YECs like Ham tend to believe that their way of seeing the Bible, Christianity, the flood and science is the only true way. To be a faithful Christian you have to believe as they do. However, this black and white way of seeing things is a problem since, as Walton explains, “Many Americans don’t fall easily into either camp. Many Christians won’t. They may have diverse opinions on sexual ethics, on life issues, on evolution, on hell, on what role government should play in society, on healthcare, and indeed on science.” But this is nowhere hinted at by Ham.
This is the definition of fundamentalist intolerance meted out not only against other Christians but the world at large. According to Ham if you doubt his way of seeing Genesis then you are doubting the Bible, and if you doubt the Bible you’re doubting God. However, in response to this I wish to leave with readers that Christianity has a rich history full of diverse interpretations of how to interpret certain passages, and how to interpret disciplines like science, history and the rest. We have theistic evolutionists, Old Earth Creationists, Young Earth Creationists, and all in between. We don’t need to accept Ham’s narrow criterion for judging what constitutes a faithful Christian. In saying this I am not at all advocating, or supporting, interpretations that are clearly heretical. What I am saying is that trying to box Christians into an us-versus-them way of seeing things is a false representation of Christianity.
6. Ham and his Ark Encounter’s Double Standard.
In point 2 we touched on some of the views of Bill Nye. Obviously Ham would disagree with him, in fact, Ham says that “Bill Nye doesn’t want parents to be allowed to teach their children about God. He wants to brainwash kids, to indoctrinate them, in his naturalistic (atheistic) religion of meaninglessness and hopelessness.”
The obvious point here being is that this is exactly what Ken Ham is doing. Through the museum he is making it his goal to indoctrinate and brainwash kids into believing things about the world that are clearly false. The theory of the mind philosopher calls this a false belief. When such overwhelming evidence is stacked against a belief, and when unanimous professional consensus, in just about every domain of expertise, rejects a certain belief, then that belief is rendered a false belief. In other words, that belief does not correspond to reality. However, what we have with the Ark Encounter is the promotion of false beliefs, beliefs that only Ham and the YEC believe in.

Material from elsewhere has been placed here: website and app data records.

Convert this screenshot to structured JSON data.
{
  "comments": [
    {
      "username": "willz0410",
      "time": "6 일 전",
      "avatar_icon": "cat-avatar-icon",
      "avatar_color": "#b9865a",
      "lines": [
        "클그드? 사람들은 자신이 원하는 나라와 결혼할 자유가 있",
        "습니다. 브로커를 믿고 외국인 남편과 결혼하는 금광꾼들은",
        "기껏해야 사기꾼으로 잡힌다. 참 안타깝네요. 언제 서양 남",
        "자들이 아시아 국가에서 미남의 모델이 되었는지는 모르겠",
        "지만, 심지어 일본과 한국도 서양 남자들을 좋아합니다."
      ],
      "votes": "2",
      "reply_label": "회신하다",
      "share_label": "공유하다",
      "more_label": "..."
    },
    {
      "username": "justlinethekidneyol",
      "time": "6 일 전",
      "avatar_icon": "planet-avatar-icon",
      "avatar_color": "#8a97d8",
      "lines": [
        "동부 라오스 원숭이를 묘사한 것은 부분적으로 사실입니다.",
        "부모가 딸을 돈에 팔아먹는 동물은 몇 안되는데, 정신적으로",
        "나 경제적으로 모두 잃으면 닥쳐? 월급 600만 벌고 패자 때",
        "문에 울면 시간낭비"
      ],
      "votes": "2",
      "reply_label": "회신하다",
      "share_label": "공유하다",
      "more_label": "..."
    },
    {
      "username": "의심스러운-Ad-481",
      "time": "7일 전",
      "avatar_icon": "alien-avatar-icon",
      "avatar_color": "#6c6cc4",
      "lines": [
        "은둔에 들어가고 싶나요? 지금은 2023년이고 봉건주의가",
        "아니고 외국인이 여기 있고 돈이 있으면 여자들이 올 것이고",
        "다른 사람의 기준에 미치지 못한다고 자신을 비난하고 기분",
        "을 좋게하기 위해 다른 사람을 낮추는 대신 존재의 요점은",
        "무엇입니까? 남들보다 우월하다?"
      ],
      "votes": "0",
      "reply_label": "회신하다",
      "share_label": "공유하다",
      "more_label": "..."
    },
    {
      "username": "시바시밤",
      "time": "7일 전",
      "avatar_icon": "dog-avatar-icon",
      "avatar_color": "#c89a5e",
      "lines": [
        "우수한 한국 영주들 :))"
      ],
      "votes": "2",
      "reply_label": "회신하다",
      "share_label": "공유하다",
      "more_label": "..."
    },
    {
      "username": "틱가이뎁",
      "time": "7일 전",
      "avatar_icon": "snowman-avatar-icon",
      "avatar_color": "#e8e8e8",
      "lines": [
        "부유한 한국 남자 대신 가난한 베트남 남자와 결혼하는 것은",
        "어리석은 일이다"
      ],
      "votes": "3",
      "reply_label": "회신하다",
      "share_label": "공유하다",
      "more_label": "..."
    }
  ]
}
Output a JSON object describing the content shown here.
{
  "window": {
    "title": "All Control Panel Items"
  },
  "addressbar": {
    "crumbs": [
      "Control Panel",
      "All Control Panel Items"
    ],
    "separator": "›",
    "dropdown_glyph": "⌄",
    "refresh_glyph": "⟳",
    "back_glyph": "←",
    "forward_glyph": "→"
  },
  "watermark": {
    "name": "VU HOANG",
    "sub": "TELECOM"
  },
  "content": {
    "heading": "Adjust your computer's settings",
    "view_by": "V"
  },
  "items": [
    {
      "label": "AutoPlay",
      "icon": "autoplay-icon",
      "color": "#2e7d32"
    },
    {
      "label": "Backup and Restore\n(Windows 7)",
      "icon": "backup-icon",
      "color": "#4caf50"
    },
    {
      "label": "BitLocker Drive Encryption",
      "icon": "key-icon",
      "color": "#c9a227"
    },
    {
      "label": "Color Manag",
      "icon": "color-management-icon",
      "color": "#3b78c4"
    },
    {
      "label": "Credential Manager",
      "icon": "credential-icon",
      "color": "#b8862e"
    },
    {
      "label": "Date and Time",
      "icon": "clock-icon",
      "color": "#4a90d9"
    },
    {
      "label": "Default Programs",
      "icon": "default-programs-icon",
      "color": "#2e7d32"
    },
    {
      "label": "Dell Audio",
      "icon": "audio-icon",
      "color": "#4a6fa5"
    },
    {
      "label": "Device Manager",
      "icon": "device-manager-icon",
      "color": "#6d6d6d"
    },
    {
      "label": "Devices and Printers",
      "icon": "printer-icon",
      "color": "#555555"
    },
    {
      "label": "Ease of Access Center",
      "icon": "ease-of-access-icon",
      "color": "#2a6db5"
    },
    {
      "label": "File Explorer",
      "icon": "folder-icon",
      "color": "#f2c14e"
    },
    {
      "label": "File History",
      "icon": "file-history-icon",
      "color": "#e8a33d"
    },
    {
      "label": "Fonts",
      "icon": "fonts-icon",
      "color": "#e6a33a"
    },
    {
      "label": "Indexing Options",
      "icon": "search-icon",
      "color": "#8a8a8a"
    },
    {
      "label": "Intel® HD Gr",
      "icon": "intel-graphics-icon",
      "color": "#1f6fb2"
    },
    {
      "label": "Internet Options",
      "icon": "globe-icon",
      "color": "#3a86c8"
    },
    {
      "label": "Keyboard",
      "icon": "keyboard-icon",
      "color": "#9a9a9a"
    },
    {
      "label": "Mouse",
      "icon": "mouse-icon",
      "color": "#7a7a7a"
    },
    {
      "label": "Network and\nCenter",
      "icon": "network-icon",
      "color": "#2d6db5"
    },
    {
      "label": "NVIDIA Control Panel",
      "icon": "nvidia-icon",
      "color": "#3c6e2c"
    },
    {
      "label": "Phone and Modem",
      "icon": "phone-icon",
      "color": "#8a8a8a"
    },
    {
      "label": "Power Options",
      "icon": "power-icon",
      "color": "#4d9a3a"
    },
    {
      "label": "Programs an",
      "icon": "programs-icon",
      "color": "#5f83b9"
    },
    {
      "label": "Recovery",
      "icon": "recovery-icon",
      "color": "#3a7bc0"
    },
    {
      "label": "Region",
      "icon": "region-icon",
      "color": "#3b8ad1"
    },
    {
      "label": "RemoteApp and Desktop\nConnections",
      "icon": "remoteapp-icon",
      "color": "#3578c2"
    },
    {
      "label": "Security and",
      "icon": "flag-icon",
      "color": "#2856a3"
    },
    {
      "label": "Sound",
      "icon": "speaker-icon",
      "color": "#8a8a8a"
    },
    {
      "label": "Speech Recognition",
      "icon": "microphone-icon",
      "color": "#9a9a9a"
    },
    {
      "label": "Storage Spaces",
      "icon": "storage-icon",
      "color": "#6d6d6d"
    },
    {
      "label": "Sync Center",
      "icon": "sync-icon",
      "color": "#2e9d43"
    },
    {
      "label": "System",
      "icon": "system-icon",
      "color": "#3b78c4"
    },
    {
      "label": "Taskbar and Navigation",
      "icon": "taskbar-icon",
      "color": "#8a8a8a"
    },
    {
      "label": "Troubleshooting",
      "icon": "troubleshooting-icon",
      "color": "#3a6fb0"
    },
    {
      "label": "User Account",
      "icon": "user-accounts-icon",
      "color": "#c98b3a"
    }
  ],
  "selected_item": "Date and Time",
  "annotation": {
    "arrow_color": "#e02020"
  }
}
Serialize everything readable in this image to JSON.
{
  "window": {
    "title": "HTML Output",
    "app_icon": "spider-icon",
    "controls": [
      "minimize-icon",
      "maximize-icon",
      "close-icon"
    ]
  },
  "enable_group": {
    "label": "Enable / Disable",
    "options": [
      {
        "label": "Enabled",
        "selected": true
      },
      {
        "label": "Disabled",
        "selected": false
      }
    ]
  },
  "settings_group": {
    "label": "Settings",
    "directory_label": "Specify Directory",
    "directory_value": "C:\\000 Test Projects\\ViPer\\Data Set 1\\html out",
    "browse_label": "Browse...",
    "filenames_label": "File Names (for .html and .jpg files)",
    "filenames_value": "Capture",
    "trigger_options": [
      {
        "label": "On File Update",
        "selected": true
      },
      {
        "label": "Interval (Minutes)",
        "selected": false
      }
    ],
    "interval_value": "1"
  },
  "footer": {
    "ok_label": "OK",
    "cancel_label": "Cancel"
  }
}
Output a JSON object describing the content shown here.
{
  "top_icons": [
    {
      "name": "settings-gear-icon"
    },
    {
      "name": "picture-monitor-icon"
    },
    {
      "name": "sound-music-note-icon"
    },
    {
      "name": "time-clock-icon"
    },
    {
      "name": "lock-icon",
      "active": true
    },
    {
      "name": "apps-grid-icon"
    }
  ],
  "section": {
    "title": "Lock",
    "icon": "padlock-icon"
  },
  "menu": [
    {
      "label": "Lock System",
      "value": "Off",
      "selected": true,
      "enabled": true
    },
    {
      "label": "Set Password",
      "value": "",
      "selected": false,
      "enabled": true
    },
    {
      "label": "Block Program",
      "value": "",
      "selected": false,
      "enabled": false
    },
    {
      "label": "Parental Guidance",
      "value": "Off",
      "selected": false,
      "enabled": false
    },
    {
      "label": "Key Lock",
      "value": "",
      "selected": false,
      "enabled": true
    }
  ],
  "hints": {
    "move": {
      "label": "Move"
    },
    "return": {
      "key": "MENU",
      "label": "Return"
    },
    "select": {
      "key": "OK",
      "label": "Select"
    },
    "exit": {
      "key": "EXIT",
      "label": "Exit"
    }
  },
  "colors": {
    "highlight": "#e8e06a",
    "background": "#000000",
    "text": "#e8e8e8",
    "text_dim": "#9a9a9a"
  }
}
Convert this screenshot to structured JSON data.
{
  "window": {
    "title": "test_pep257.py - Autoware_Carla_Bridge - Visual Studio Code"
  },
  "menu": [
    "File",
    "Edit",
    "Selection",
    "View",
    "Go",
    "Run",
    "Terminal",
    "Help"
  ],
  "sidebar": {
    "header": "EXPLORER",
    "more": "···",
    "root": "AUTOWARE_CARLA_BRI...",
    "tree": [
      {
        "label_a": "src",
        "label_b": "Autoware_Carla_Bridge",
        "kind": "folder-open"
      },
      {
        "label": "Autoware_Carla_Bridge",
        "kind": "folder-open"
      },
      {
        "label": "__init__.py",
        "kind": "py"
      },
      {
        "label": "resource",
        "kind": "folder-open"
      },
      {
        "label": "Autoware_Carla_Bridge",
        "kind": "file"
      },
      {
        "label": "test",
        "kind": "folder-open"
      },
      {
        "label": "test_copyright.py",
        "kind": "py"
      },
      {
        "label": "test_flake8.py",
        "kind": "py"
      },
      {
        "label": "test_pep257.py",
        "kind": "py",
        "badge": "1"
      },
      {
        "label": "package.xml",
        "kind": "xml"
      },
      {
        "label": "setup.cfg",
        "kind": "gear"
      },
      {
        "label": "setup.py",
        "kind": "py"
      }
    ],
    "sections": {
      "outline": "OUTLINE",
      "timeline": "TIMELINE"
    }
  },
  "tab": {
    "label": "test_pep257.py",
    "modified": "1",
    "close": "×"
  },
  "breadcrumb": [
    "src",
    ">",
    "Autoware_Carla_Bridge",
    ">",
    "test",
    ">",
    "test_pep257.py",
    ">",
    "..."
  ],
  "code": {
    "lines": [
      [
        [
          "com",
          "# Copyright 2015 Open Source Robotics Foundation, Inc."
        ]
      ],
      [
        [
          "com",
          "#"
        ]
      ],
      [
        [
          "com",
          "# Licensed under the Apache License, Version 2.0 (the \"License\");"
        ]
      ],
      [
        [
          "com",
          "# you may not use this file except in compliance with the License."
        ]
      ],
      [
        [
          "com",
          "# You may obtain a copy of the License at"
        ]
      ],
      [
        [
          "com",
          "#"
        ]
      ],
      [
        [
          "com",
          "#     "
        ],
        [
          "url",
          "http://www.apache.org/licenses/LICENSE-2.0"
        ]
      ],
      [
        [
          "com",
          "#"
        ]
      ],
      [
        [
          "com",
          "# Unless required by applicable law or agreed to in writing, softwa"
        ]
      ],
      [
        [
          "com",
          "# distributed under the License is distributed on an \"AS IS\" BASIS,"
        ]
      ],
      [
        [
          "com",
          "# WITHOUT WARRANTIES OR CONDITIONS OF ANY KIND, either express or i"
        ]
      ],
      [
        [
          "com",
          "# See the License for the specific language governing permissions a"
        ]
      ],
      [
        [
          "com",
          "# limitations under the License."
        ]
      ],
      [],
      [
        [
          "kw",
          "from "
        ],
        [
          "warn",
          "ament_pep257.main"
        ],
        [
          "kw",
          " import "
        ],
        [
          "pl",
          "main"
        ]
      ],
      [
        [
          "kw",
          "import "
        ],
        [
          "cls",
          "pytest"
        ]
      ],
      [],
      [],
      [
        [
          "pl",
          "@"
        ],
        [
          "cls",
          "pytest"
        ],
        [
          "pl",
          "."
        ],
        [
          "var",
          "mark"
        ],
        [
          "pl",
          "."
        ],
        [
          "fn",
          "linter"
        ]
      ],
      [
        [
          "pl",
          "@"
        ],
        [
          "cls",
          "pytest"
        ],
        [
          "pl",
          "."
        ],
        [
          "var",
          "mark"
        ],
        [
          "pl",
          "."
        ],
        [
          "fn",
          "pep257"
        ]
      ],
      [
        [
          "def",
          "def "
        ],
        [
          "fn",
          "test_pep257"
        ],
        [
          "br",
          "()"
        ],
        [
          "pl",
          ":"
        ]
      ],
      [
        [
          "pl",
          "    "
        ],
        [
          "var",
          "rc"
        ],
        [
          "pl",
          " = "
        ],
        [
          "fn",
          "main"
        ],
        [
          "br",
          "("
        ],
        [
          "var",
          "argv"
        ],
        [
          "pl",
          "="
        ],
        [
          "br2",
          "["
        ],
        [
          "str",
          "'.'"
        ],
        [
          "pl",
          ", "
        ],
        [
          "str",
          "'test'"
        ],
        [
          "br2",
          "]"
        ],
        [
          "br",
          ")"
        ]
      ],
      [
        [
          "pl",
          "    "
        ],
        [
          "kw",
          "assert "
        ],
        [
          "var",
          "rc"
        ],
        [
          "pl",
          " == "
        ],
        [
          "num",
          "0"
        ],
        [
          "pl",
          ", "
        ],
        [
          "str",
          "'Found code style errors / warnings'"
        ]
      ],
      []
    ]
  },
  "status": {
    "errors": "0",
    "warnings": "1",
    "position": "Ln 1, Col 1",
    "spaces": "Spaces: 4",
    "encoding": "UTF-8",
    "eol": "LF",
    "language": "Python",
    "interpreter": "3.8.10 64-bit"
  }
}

I won’t argue that Nye does not have a naturalistic bias, he does, but Ham is clearly holding to a double standard by accusing Nye of things that Ham is doing himself. And just to note the obvious, naturalism is not a religion…
1. Woods, M. 2016. Ken Ham’s Noah’s Ark: Evangelistic supertool or colossal waste of money? Available.
2. Walton, A. 2016 A waste of 100 million dollars: Why the Noah’s Ark replica in Kentucky should never have happened. Available.
3. Francke, T. 2014. What Ken Ham’s ‘Ark Encounter’ money could buy instead. Available.
4. Arel, D. 2016. Bill Nye on the Ark Encounter: ‘every single science exhibit is absolutely wrong.’ Available.
5. Enns, P. 2014. The Bible Tells Me So. p. 152 (Scribd ebook format).
6. Barr, J. 1987. Biblical Chronology, Fact or Fiction? Available.
7. Misra, A. 2016. A Close Encounter of the Ark Kind. Available.
8. Woods, M. 2016. Ibid.